July 14, 2016

The term "digital nomad" has been evolving from obscure techie reference into part of the everyday travel vernacular in recent years. This is thanks to a massive increase in the number of people living a mobile lifestyle, a seemingly endless trail of blog posts and Medium articles, and location independent community services like NomadList, the Dynamite Circle, and DNX Global, not to mention dozens - if not hundreds - of Facebook community groups.

Google Trends data shows a sharp increase in digital nomad searches from 2008 until present

Search volume on Google for 'digital nomad' since 2008, powered by Google Trends.

Because of the recency of this concept's pop-emergence, most people assume the term itself was invented from the ether of travel blogs in the past 5-10 years. In fact, Digital Nomad is the title of an intriguing, forward-thinking 1997 academic work by rockstar computer scientist (and electrical engineer) Dr. Tsugio Makimoto along with professional writer David Manners.

The Digital Nomad (1997) book cover - an academic prophesy of remote work and travel culture

Digital Nomad (1997) by Tsugio Makimoto and David Manners.

The Vision

The central thesis of Digital Nomad is that inevitable changes in attitudes, technology, and communication in the subsequent 10 or so years will lead to new communities of itinerant remote workers, what Makimoto and Manners called "digital nomads." The authors take so-called "wanderlust" – which has made tourism one of the largest industries in the world with 1.2 billion international arrivals in 2015 – as evidence of the natural human urge to move, residual in mankind from a shared, prehistoric nomadic past. They argue that given the opportunity afforded by technological advances:

"The 21st century will be the millennium which resurrects for humans a dilemma which has been dormant for 10,000 years – humans will be able to ask themselves: “Am I a Nomad or a Settler?"

The bulk of Digital Nomad consists of observations of advances in certain facets of technology and communications systems and their predicted trajectories that would enable and encourage highly mobile lifestyles. The authors single out in particular:

  • affordable and portable work devices readily available to the average consumer
  • ubiquity of wireless internet
  • a gargantuan (for that time) increase in bandwidth that would allow video sharing and conferencing
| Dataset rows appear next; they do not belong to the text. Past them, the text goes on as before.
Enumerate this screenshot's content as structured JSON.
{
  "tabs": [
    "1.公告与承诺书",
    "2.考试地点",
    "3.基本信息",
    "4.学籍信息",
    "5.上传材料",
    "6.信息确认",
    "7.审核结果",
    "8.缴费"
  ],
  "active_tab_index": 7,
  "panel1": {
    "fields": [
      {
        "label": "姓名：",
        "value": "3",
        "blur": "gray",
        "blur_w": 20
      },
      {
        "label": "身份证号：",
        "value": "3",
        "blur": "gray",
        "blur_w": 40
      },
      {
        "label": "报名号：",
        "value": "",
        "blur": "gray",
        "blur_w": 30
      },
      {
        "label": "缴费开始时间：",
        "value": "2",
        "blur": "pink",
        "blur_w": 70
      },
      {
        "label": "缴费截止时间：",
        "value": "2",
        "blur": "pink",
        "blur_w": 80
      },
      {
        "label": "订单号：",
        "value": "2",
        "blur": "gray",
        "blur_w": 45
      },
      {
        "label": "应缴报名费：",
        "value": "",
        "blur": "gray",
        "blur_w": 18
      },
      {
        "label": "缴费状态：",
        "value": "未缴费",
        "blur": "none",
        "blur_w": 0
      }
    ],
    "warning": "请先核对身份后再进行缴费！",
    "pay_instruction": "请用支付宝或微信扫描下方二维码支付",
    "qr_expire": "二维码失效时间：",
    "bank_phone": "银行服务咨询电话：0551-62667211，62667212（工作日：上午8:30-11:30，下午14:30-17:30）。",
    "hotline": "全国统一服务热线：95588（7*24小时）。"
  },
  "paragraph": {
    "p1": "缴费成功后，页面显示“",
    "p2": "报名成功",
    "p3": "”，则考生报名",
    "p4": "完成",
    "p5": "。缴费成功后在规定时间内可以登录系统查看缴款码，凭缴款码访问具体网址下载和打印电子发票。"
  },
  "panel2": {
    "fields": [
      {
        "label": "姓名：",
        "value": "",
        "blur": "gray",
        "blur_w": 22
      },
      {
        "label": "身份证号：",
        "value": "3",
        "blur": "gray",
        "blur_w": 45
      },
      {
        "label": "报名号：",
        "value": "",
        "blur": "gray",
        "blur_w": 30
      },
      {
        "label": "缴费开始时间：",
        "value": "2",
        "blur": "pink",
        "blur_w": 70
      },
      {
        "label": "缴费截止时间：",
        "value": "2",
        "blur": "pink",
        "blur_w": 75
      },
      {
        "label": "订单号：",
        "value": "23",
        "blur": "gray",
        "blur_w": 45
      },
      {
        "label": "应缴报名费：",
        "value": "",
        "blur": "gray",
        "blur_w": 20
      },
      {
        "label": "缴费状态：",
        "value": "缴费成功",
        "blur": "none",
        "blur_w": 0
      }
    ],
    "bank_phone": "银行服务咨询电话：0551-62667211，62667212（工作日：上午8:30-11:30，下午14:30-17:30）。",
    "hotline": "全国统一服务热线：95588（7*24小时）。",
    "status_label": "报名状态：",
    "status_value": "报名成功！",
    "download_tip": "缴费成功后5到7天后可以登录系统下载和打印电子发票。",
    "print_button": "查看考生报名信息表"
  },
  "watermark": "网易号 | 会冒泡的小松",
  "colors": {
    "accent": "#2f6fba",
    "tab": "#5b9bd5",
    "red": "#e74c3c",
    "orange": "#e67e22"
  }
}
These three criteria have clearly been met, as laptops can be had for under US$1000 which are all capable of video conferencing with teams on Skype or Google Hangouts using the fast wireless wifi available in so many cafes and co-working spaces today. Go to any of the 500 cities listed in NomadList, and you will find digital nomads doing exactly that.

Perhaps the most interesting chapters of Digital Nomad deal with the likely concomitant effects of nomadism on the nation-state and society:

  • future governments - faced with the increased mobility of people who have options regarding nationalities - will need to compete for citizens and taxes.
  • nomadism will "dilute the power of nationalism" as global citizens replace an identity founded on a home country with "tribes" based on shared interests.

We’re already seeing battles for citizenship and taxation waged between states, expats, and corporations, illustrated by the fallout over the United States government’s contentious Foreign Account Tax Compliance Act (FATCA), which requires banks worldwide to divulge information on foreign bank accounts held by US citizens. FATCA has been the nail in the coffin leading thousands of expats to the renunciation of US citizenship in favor of citizenships with more tax-friendly countries that welcome expats – and their finances and businesses – with relatively open arms. Websites and services have emerged to meet the demand of facilitating the process of acquiring new residencies and citizenships (e.g., passports.io) . Estonia’s enterprising offer for e-Residency is one fascinating example of what alternative paradigms for nation-belonging might look like. The program has already accepted over 11,000 applicants.

Do Digital Nomads Exist?

So has Makimoto and Manners' vision of the digital nomad been fully realized in the communities of digital nomads we see out there today?

Well, yes and no.

As stated earlier, the three principle criteria that were laid out for a digital nomad community to emerge (affordable portable work devices, readily available wireless internet, and fast enough internet speeds for video conferencing) have become commonplace, and the numbers of people working remotely while traveling and joining digital nomad community groups are soaring.

But, the vision of Makimoto and Manners has not even come close to fruition yet. What we find most often in digital nomad communities today are people who oscillate between temporary states of digital nomadism - during which time they work while traveling for a few weeks, months, or years at a time - and relative sedentarianism, whether as an expat abroad or marked by a return to their home place. The real potential of digital nomads isn't an experimentation with these states, but rather a complete break with the sedentary lifestyle that has characterized 99.9% of the planet since the agricultural revolution. It could take generations of experimentation with these states until digital nomadism takes hold. 10,000 year old habits are hard to break.

The roots for an age of the digital nomad are firmly taking hold. Whether or not they grow into their full potential as seen by Makimoto and Manners is something that only time will tell. If they do, digital nomadism will change society as we know it.